Tislelizumab (BGB-A317) is an antibody against PD-1, a protein found on the surface of immune T-cells. Binding of PD-1 to PD-L1 in healthy and some cancer cells prevents immune attack. By targeting PD-1 and thereby blocking its interaction with PD-L1, tislelizumab is intended to boost the anti-cancer response.
The therapy candidate belongs to a class of compounds called immune checkpoint inhibitors. Examples of approved medications include Keytruda (pembrolizumab), Bavencio (avelumab), Opdivo (nivolumab), and Tecentriq (atezolizumab).
Because these medicines take the brakes off the immune system, patients may experience life-threatening complications caused by an overactive immune system. In such cases, the immune system attacks both healthy tissues and cancer cells, putting the patient at risk.
Tislelizumab, however, contains a specific modification that may minimize the risk of boosting the activity of immune cells against a patient’s healthy cells, as suggested by BeiGene’s preclinical data.
The Phase 2 trial (NCT03209973) included 70 patients with classical Hodgkin’s lymphoma who had either failed to respond or were ineligible for a stem cell transplant, and their illness had worsened following prior treatments.
A recent analysis, with a minimum of 24 weeks of follow-up and a median follow-up time of 7.85 months, showed that 85.7% of patients responded to the treatment, including 61.4% who achieved complete tumor clearance. These results are superior to those reported in July.
In addition, the frequency and severity of adverse events were consistent with those found in a prior Phase 1 trial, or consistent with other PD-1 antibodies used for classical Hodgkin’s lymphoma — particularly regarding immune-related events such as fever and hypothyroidism, the insufficient production of hormones by the thyroid gland.

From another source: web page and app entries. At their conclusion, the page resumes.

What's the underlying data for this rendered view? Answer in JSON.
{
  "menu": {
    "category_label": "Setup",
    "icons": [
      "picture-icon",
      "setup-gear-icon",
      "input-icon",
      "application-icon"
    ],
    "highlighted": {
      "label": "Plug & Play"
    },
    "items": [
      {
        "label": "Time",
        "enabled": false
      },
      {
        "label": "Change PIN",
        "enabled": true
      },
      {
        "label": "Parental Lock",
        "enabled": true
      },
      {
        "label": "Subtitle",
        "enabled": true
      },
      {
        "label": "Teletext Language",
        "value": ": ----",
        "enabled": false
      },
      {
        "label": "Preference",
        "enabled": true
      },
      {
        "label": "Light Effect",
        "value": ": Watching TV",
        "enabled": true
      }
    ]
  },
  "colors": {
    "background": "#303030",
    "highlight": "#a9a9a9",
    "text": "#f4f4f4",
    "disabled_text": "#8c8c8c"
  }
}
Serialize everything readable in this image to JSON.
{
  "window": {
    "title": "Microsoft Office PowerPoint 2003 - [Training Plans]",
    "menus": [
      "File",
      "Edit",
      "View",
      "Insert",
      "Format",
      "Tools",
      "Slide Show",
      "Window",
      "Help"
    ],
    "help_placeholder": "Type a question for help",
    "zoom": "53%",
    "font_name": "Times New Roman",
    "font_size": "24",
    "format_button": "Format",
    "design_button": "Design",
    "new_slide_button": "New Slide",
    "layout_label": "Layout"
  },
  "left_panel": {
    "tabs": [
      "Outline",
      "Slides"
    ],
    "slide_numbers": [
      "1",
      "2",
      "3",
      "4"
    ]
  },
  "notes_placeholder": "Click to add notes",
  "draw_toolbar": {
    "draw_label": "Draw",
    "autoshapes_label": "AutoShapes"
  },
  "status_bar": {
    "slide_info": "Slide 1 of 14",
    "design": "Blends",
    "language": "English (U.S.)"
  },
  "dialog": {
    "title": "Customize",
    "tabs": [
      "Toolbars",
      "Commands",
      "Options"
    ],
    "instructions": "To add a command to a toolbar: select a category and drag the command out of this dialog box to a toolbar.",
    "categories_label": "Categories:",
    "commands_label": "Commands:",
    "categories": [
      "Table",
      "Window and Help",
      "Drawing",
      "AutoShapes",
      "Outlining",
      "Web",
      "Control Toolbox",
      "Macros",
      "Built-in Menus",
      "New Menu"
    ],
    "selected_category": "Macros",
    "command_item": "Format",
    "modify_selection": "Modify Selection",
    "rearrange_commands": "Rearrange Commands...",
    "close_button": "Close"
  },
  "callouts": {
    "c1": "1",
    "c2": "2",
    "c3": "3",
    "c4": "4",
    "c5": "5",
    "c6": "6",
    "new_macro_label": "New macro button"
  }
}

BeiGene plans to present full results of the study at an upcoming medical conference.
“We are excited by the response rates, including high complete response rates,” said Wendy Yan, BeiGene’s global head of regulatory affairs, adding that the company is looking forward to working closely with the NMPA “to make tislelizumab available to patients in China as quickly as possible.”
Besides this Phase 2 study, BeiGene is also testing tislelizumab in Phase 3 trials of other cancer types, including non-small cell lung cancer and esophageal squamous cell carcinoma, and in Phase 2 studies of hepatocellular carcinoma, other types of lymphoma, and urothelial cancer.
Tislelizumab is being developed as a stand-alone treatment and in combination with other therapies. BeiGene is collaborating with Celgene in tislelizumab’s development outside Asia, except Japan.